Stream channelization: The manipulation of a stream's course, condition, capacity, or location that causes more than minimal interruption of normal stream processes. A channelized stream remains a water of the United States.

Structure: An object that is arranged in a definite pattern of organization. Examples of structures include, without limitation, any pier, boat dock, boat ramp, wharf, dolphin, weir, boom, breakwater, bulkhead, revetment, riprap, jetty, artificial island, artificial reef, permanent mooring structure, power transmission line, permanently moored floating vessel, piling, aid to navigation, or any other obstacle or obstruction.

Tidal wetland: A tidal wetland is a wetland (i.e., water of the United States) that is inundated by tidal waters. The definitions of a wetland and tidal waters can be found at 33 CFR 328.3(b) and 33 CFR 328.3(f), respectively. Tidal waters rise and fall in a predictable and measurable rhythm or cycle due to the gravitational pulls of the moon and sun. Tidal waters end where the rise and fall of the water surface can no longer be practically measured in a predictable rhythm due to masking by other waters, wind, or other effects. Tidal wetlands are located channelward of the high tide line (i.e., spring high tide line) and are inundated by tidal waters two times per lunar month, during spring high tides.

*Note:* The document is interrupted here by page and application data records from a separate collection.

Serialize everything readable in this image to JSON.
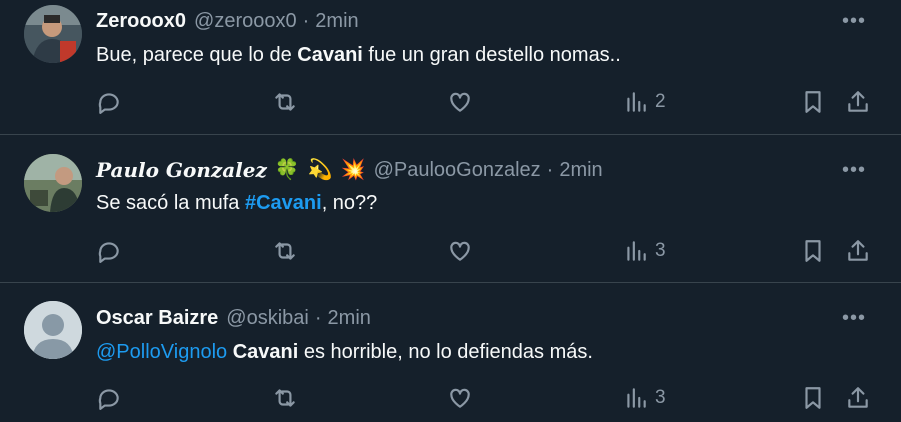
{
  "tweets": [
    {
      "name": "Zerooox0",
      "handle": "@zerooox0",
      "sep": "·",
      "time": "2min",
      "emojis": [],
      "text_segments": [
        "Bue, parece que lo de ",
        "Cavani",
        " fue un gran destello nomas.."
      ],
      "views": "2",
      "avatar": "photo"
    },
    {
      "name": "Paulo Gonzalez",
      "handle": "@PaulooGonzalez",
      "sep": "·",
      "time": "2min",
      "emojis": [
        "🍀",
        "💫",
        "💥"
      ],
      "text_segments": [
        "Se sacó la mufa ",
        "#Cavani",
        ", no??"
      ],
      "views": "3",
      "avatar": "photo"
    },
    {
      "name": "Oscar Baizre",
      "handle": "@oskibai",
      "sep": "·",
      "time": "2min",
      "emojis": [],
      "text_segments": [
        "@PolloVignolo",
        " ",
        "Cavani",
        " es horrible, no lo defiendas más."
      ],
      "views": "3",
      "avatar": "default"
    }
  ],
  "more_label": "•••",
  "colors": {
    "background": "#15202b",
    "link": "#1d9bf0",
    "muted": "#8b98a5",
    "divider": "#38444d"
  }
}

Vegetated shallows: Vegetated shallows are special aquatic sites under the 404(b)(1) Guidelines. They are areas that are permanently inundated and under normal circumstances have rooted aquatic vegetation, such as seagrasses in marine and estuarine systems and a variety of vascular rooted plants in freshwater systems.

Waterbody: For purposes of the NWPs, a waterbody is a jurisdictional water of the United States that, during a year with normal patterns of precipitation, has water flowing or standing above ground to the extent that an ordinary high water mark (OHWM) or other indicators of jurisdiction can be determined, as well as any wetland area (see 33 CFR 328.3(b)). An OHWM is a line on the shore established by the fluctuations of water and indicated by physical characteristics, or by other appropriate means that consider the characteristics of the surrounding areas (see 33 CFR 328.3(e)). If a jurisdictional wetland is adjacent—meaning bordering, contiguous, or neighboring—to a jurisdictional waterbody displaying an OHWM or other indicators of jurisdiction, that waterbody and its adjacent wetlands are considered together as a single aquatic unit (see 33 CFR 328.4(c)(2)). Examples of “waterbodies” include streams, rivers, lakes, ponds, and wetlands.

End Supplemental Information

[FR Doc. 06-7986 Filed 9-25-06; 8:45 am]

BILLING CODE 3710-92-P